But don’t despair — you can enjoy your adornments and stay safe too. Here are some easy-to-follow holiday safety tips to help you spread cheer the smart way.

Holiday safety tips

Christmas trees

Christmas trees cause hundreds of holiday fires. The reason? A dry tree makes for perfect kindling.

Here’s how you can keep your tree fresh.

Select a recently cut tree: 

  • Look for needles that are green and bendable and a trunk that’s sticky and sappy.
  • Avoid trees with brown needles or needles that break easily.
  • Check the freshness by standing the tree upright and bouncing it on its trunk. If the tree is freshly cut, only a few needles will fall.

Once you bring the tree home:

  • Choose an appropriate location for it away from heat sources like fireplaces, heating vents, or space heaters.
  • Cut the base of the trunk immediately before placing it in the tree stand to help it absorb water. (And never leave a tree standing in its temporary wooden stand.)
  • Check the water levels daily and replace water as needed.
  • Keep your tree for only 2 to 3 weeks to avoid having it dry out. When you’re ready to dispose of the tree, check with your local waste services department to find out where to take it. (Many cities offer recycling as an option, and some will pick it up curbside).

Holiday lights and candles

According to the USFA, electrical fires are most common in December and January.

To safely decorate your home or tree:

  • Use ultra-violet (UV) lights approved by a testing laboratory.
  • Make sure the light bulb wattage matches the cord’s requirements.
  • Inspect all indoor and outdoor lights before hanging.
  • Replace any lights that have frayed cords, exposed wires, and broken or cracked sockets.
  • Never use a light strand with an empty socket.
  • Limit the connected light strands to 3. Connecting more strands of lights may overwork the outlet.
  • Check wires regularly for hot spots. If you feel a hot spot, unplug the cord immediately.
  • Don’t lay electrical cords under rugs or in high-traffic areas.
  • Ensure all electrical cords and outlets are unobstructed by curtains, clothes, and other decorations.
  • Never leave the lights on unattended. Unplug them before you leave the house and when you go to bed.

To minimize the dangers of candles:

  • Consider using battery-operated candles that don’t require a lit flame.
  • Place candles in stable and appropriately sized holders that are made of metal, glass, or ceramic.
  • Don’t place anything that can burn within 12 inches of a candle.
  • Avoid placing candles in high-traffic areas, within reach of children or pets, in the bedroom, near or on a Christmas tree, below curtains, in window areas, on bookshelves, or near medical oxygen.
  • Double-check that your smoke alarms work and review your family’s emergency plan.
  • Never leave burning candles unattended.

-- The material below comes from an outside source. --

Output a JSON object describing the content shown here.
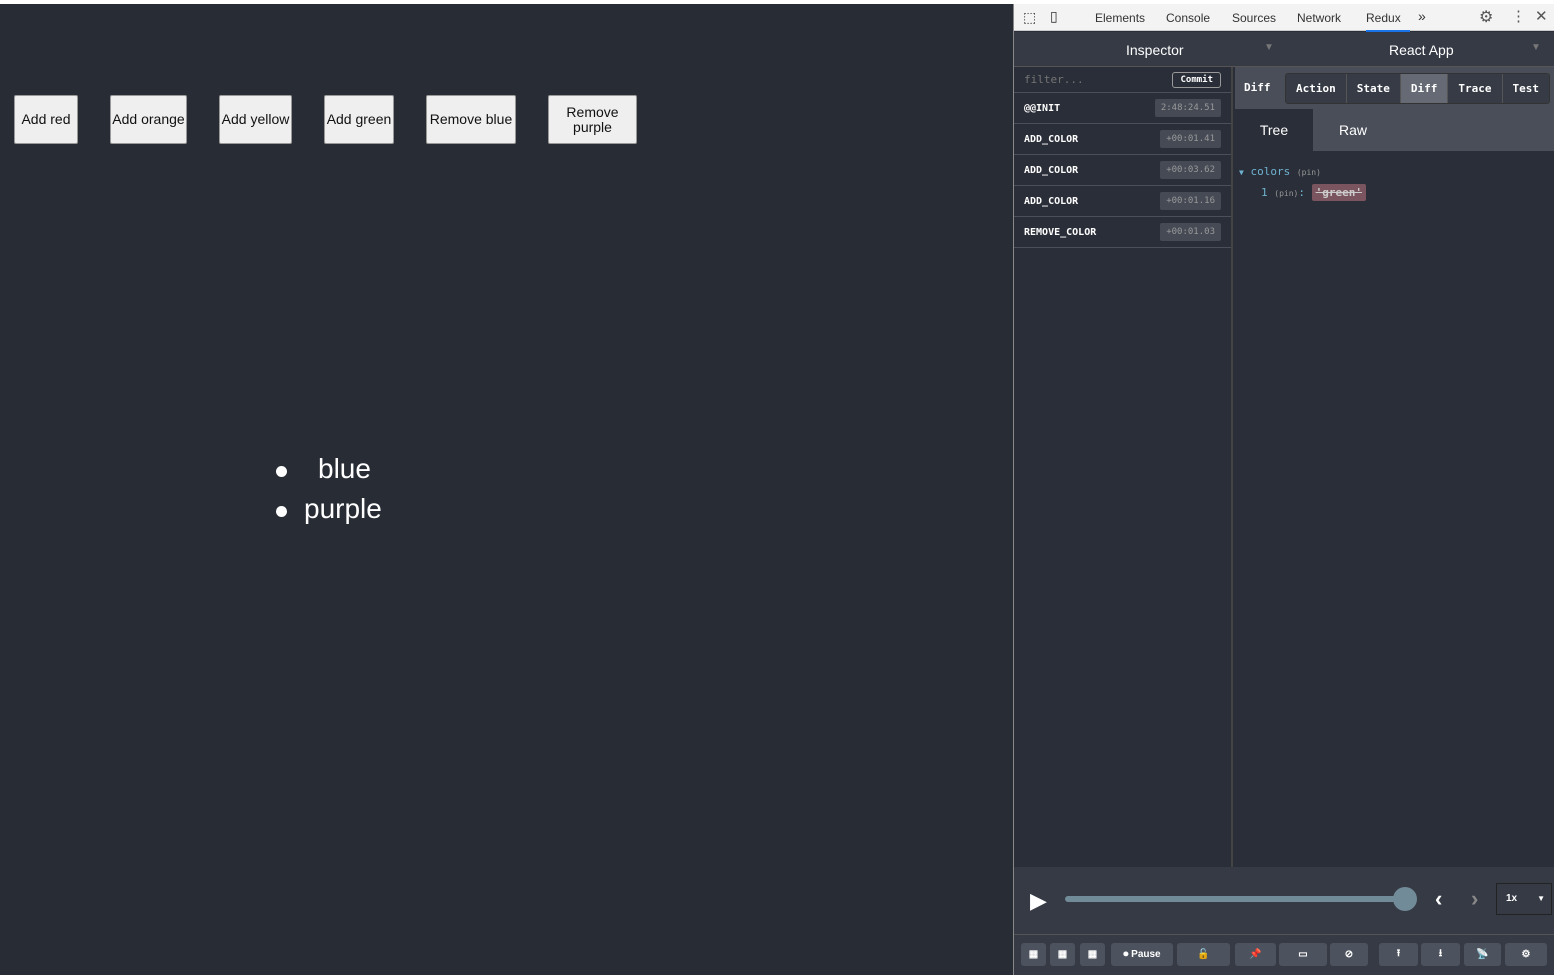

Blow them out after use and before you go to bed.

With these tips in tow, you can deck the halls to your heart’s content. One final tip: for added peace of mind this holiday season, make sure you have a homeowners or renters policy that has your back.

Do you have an additional holiday safety tip? Leave a comment below.

Special thanks to our guest writer Darcie Connell of You can follow her travels on Facebook, Twitter, and Google.

Related links

6 reasons it pays to winterize your home
5 holiday home security myths